Wounded Warrior Project: a non-profit organization that focuses on providing support to families of those who have been wounded, injured, or killed -- primarily through family-vacations at resorts in both Texas and Florida.
Operation First Response: An all-volunteer nonprofit organization that seeks to help families of wounded soldiers in their time of need. **Accepts frequent flyer mile donations**
Veterans of Foreign Wars (VFW): a federally chartered non-profit organization that helps provide services from health-care to friendship and fellowship.
American Legion: a patriotic, mutual-help, war-time veterans organization centered around community service.
Additional Information/Related Links
- Washington Post: Soldiers Face Neglect, Frustration at Army's Top Medical Facility
- Washington Post: Swift Action Promised at Walter Reed
- Washington Post: At Walter Reed, 'We're Going to Fix It'
- Washington Post, Columnist Dana Milbank: Painting Over the Problems at Walter Reed's Building 18
- Washington Post: Hospital Officials Knew of Neglect
- Washington Post: Army Fires Commander of Walter Reed
- Washington Post: It Is Just Not Walter Reed
- Washington Post: Soldiers Detail Walter Reed Problems
- Washington Post: Substandard Conditions at VA Centers Noted
- Washington Post: At Walter Reed, Bush Offers an Apology
- Washington Post Photo Galleries related to Building 18 and Walter Reed
- The Washington Post's Collection of All Related Articles and Photo-Slide Shows.

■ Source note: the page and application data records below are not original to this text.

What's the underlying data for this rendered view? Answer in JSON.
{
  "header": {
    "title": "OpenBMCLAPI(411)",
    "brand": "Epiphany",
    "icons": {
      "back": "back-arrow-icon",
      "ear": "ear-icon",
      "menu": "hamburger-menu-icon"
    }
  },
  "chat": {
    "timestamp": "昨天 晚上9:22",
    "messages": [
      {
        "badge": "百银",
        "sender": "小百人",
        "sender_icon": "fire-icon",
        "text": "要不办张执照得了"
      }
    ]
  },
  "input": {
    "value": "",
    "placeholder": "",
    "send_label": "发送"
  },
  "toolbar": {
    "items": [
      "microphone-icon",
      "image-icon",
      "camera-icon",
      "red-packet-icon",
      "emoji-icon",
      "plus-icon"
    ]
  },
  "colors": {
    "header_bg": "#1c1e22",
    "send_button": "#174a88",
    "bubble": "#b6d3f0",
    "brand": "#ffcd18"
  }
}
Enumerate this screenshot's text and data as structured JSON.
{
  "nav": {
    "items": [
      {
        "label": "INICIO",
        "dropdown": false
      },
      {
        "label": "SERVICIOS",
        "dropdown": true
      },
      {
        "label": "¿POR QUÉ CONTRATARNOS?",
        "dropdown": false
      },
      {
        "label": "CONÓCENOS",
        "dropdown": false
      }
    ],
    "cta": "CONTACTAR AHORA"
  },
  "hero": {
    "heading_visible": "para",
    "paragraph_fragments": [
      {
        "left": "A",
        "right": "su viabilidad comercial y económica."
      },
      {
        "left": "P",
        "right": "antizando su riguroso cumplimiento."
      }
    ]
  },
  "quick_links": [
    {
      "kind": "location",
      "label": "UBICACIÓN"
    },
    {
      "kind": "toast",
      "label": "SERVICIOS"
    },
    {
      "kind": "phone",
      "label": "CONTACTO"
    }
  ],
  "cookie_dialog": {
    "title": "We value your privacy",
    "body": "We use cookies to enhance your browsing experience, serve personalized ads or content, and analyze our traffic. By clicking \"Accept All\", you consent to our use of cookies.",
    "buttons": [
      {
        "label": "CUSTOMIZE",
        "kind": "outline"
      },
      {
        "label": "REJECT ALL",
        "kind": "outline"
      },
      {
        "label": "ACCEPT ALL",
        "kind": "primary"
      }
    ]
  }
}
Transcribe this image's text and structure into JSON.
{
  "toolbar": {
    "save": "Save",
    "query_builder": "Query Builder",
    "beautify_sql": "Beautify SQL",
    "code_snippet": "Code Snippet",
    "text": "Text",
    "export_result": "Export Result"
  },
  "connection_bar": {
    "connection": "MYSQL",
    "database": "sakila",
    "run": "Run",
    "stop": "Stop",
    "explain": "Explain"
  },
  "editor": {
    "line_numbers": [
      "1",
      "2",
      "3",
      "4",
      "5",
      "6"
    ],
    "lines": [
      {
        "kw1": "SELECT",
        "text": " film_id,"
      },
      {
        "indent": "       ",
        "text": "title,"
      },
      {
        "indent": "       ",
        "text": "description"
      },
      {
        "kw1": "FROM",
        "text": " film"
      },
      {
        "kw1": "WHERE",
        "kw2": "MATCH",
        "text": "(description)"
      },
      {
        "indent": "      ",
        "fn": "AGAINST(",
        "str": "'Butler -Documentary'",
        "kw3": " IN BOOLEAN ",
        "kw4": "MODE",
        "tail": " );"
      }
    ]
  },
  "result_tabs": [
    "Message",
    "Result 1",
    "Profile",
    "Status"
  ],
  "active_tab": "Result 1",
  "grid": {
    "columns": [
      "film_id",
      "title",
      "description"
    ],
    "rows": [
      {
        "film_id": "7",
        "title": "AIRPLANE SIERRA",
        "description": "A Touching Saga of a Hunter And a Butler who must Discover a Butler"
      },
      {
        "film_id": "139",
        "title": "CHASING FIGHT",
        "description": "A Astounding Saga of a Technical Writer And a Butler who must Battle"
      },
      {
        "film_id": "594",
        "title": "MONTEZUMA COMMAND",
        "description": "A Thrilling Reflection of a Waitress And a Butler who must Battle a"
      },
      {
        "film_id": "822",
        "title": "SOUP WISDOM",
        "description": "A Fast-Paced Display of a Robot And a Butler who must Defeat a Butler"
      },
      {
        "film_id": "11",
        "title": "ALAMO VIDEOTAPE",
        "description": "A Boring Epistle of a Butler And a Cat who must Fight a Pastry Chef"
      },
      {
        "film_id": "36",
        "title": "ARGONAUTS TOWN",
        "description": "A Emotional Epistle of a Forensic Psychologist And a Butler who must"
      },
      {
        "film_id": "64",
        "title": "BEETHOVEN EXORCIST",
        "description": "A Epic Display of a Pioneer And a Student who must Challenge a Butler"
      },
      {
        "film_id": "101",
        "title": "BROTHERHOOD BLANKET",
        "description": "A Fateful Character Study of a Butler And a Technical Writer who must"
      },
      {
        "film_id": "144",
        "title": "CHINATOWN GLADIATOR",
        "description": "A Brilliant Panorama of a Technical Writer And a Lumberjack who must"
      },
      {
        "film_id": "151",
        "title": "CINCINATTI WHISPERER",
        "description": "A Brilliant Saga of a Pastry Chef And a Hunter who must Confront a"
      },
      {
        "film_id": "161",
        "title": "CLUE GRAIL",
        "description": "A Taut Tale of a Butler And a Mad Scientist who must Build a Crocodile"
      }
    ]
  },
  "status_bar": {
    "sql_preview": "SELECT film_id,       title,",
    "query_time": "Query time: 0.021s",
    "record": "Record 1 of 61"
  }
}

- Epicos.com - News: Remarks by the President on Visit to Walter Reed Army Medical Center [transcript]
- Baltimore Sun: House passes bill to improve medical care for troops, vets: Unanimous vote follows scandal over poor conditions at Walter Reed
- The Huffington Post (Blog): Walter Reed Update: Giving Congress Some Credit [explains Wounded Warriors Assistance Act nicely]
- Military.com (opinion): Much Ado over Walter Reed
- Walter Reed Health Care System Website